**Records provided**:
================================
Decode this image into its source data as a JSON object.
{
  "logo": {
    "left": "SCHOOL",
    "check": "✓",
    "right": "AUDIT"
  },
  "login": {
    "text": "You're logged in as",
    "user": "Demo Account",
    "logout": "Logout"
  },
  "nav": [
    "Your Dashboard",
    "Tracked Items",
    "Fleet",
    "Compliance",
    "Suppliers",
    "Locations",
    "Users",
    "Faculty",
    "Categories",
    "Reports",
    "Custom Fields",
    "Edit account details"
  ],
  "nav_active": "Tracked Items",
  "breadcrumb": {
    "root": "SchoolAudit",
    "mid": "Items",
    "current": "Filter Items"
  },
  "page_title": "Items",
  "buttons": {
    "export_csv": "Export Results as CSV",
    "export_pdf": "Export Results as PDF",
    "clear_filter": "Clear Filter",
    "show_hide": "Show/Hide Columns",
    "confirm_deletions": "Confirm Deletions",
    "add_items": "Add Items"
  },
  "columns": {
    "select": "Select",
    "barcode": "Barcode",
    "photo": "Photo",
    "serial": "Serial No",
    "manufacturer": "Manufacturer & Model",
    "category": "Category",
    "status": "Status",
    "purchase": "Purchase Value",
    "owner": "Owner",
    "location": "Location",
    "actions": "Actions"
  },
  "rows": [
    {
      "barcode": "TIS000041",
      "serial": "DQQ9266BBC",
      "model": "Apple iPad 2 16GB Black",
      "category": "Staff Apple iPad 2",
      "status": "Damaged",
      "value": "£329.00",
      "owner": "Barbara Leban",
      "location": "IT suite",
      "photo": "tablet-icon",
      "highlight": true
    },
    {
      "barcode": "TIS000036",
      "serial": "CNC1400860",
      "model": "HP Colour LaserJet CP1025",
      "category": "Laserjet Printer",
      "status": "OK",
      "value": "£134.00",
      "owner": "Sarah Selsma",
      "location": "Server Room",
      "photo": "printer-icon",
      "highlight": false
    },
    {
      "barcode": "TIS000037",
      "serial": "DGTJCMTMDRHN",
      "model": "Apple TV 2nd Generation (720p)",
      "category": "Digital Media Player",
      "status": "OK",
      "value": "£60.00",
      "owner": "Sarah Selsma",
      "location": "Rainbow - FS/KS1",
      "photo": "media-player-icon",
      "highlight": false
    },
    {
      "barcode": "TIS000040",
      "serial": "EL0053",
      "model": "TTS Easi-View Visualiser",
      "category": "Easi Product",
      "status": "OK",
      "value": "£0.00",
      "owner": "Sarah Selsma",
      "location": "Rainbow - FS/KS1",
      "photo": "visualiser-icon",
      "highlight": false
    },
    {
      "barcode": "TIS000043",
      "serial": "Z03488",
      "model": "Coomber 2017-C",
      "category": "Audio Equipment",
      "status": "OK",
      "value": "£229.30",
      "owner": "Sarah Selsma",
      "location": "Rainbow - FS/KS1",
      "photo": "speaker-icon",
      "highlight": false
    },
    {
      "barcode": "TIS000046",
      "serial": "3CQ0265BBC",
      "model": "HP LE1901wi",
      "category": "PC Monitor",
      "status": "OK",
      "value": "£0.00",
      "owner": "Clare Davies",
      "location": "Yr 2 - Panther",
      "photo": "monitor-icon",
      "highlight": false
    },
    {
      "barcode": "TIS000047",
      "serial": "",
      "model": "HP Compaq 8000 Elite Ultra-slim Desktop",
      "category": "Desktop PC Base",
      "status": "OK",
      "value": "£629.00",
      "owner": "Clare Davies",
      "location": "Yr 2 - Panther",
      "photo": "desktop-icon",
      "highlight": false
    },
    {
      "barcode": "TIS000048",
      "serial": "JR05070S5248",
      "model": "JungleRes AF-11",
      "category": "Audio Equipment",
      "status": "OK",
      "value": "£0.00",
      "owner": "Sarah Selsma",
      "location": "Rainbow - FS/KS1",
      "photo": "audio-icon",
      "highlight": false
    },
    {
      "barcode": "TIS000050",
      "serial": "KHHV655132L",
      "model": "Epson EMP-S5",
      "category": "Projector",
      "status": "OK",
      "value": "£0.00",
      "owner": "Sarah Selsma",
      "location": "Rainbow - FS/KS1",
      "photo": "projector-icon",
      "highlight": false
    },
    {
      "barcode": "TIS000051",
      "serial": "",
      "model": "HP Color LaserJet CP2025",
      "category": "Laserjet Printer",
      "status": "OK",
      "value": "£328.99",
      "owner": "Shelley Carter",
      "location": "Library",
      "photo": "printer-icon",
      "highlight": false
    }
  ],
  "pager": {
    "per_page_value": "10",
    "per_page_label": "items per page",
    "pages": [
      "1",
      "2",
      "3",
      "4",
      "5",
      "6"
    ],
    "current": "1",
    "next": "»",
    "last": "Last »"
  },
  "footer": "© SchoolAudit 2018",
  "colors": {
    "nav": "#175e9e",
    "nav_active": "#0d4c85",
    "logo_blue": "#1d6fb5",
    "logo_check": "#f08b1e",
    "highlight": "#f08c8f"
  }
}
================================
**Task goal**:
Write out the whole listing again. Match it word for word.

**Solution for this exercise**:
Decode this image into its source data as a JSON object.
{
  "logo": {
    "left": "SCHOOL",
    "check": "✓",
    "right": "AUDIT"
  },
  "login": {
    "text": "You're logged in as",
    "user": "Demo Account",
    "logout": "Logout"
  },
  "nav": [
    "Your Dashboard",
    "Tracked Items",
    "Fleet",
    "Compliance",
    "Suppliers",
    "Locations",
    "Users",
    "Faculty",
    "Categories",
    "Reports",
    "Custom Fields",
    "Edit account details"
  ],
  "nav_active": "Tracked Items",
  "breadcrumb": {
    "root": "SchoolAudit",
    "mid": "Items",
    "current": "Filter Items"
  },
  "page_title": "Items",
  "buttons": {
    "export_csv": "Export Results as CSV",
    "export_pdf": "Export Results as PDF",
    "clear_filter": "Clear Filter",
    "show_hide": "Show/Hide Columns",
    "confirm_deletions": "Confirm Deletions",
    "add_items": "Add Items"
  },
  "columns": {
    "select": "Select",
    "barcode": "Barcode",
    "photo": "Photo",
    "serial": "Serial No",
    "manufacturer": "Manufacturer & Model",
    "category": "Category",
    "status": "Status",
    "purchase": "Purchase Value",
    "owner": "Owner",
    "location": "Location",
    "actions": "Actions"
  },
  "rows": [
    {
      "barcode": "TIS000041",
      "serial": "DQQ9266BBC",
      "model": "Apple iPad 2 16GB Black",
      "category": "Staff Apple iPad 2",
      "status": "Damaged",
      "value": "£329.00",
      "owner": "Barbara Leban",
      "location": "IT suite",
      "photo": "tablet-icon",
      "highlight": true
    },
    {
      "barcode": "TIS000036",
      "serial": "CNC1400860",
      "model": "HP Colour LaserJet CP1025",
      "category": "Laserjet Printer",
      "status": "OK",
      "value": "£134.00",
      "owner": "Sarah Selsma",
      "location": "Server Room",
      "photo": "printer-icon",
      "highlight": false
    },
    {
      "barcode": "TIS000037",
      "serial": "DGTJCMTMDRHN",
      "model": "Apple TV 2nd Generation (720p)",
      "category": "Digital Media Player",
      "status": "OK",
      "value": "£60.00",
      "owner": "Sarah Selsma",
      "location": "Rainbow - FS/KS1",
      "photo": "media-player-icon",
      "highlight": false
    },
    {
      "barcode": "TIS000040",
      "serial": "EL0053",
      "model": "TTS Easi-View Visualiser",
      "category": "Easi Product",
      "status": "OK",
      "value": "£0.00",
      "owner": "Sarah Selsma",
      "location": "Rainbow - FS/KS1",
      "photo": "visualiser-icon",
      "highlight": false
    },
    {
      "barcode": "TIS000043",
      "serial": "Z03488",
      "model": "Coomber 2017-C",
      "category": "Audio Equipment",
      "status": "OK",
      "value": "£229.30",
      "owner": "Sarah Selsma",
      "location": "Rainbow - FS/KS1",
      "photo": "speaker-icon",
      "highlight": false
    },
    {
      "barcode": "TIS000046",
      "serial": "3CQ0265BBC",
      "model": "HP LE1901wi",
      "category": "PC Monitor",
      "status": "OK",
      "value": "£0.00",
      "owner": "Clare Davies",
      "location": "Yr 2 - Panther",
      "photo": "monitor-icon",
      "highlight": false
    },
    {
      "barcode": "TIS000047",
      "serial": "",
      "model": "HP Compaq 8000 Elite Ultra-slim Desktop",
      "category": "Desktop PC Base",
      "status": "OK",
      "value": "£629.00",
      "owner": "Clare Davies",
      "location": "Yr 2 - Panther",
      "photo": "desktop-icon",
      "highlight": false
    },
    {
      "barcode": "TIS000048",
      "serial": "JR05070S5248",
      "model": "JungleRes AF-11",
      "category": "Audio Equipment",
      "status": "OK",
      "value": "£0.00",
      "owner": "Sarah Selsma",
      "location": "Rainbow - FS/KS1",
      "photo": "audio-icon",
      "highlight": false
    },
    {
      "barcode": "TIS000050",
      "serial": "KHHV655132L",
      "model": "Epson EMP-S5",
      "category": "Projector",
      "status": "OK",
      "value": "£0.00",
      "owner": "Sarah Selsma",
      "location": "Rainbow - FS/KS1",
      "photo": "projector-icon",
      "highlight": false
    },
    {
      "barcode": "TIS000051",
      "serial": "",
      "model": "HP Color LaserJet CP2025",
      "category": "Laserjet Printer",
      "status": "OK",
      "value": "£328.99",
      "owner": "Shelley Carter",
      "location": "Library",
      "photo": "printer-icon",
      "highlight": false
    }
  ],
  "pager": {
    "per_page_value": "10",
    "per_page_label": "items per page",
    "pages": [
      "1",
      "2",
      "3",
      "4",
      "5",
      "6"
    ],
    "current": "1",
    "next": "»",
    "last": "Last »"
  },
  "footer": "© SchoolAudit 2018",
  "colors": {
    "nav": "#175e9e",
    "nav_active": "#0d4c85",
    "logo_blue": "#1d6fb5",
    "logo_check": "#f08b1e",
    "highlight": "#f08c8f"
  }
}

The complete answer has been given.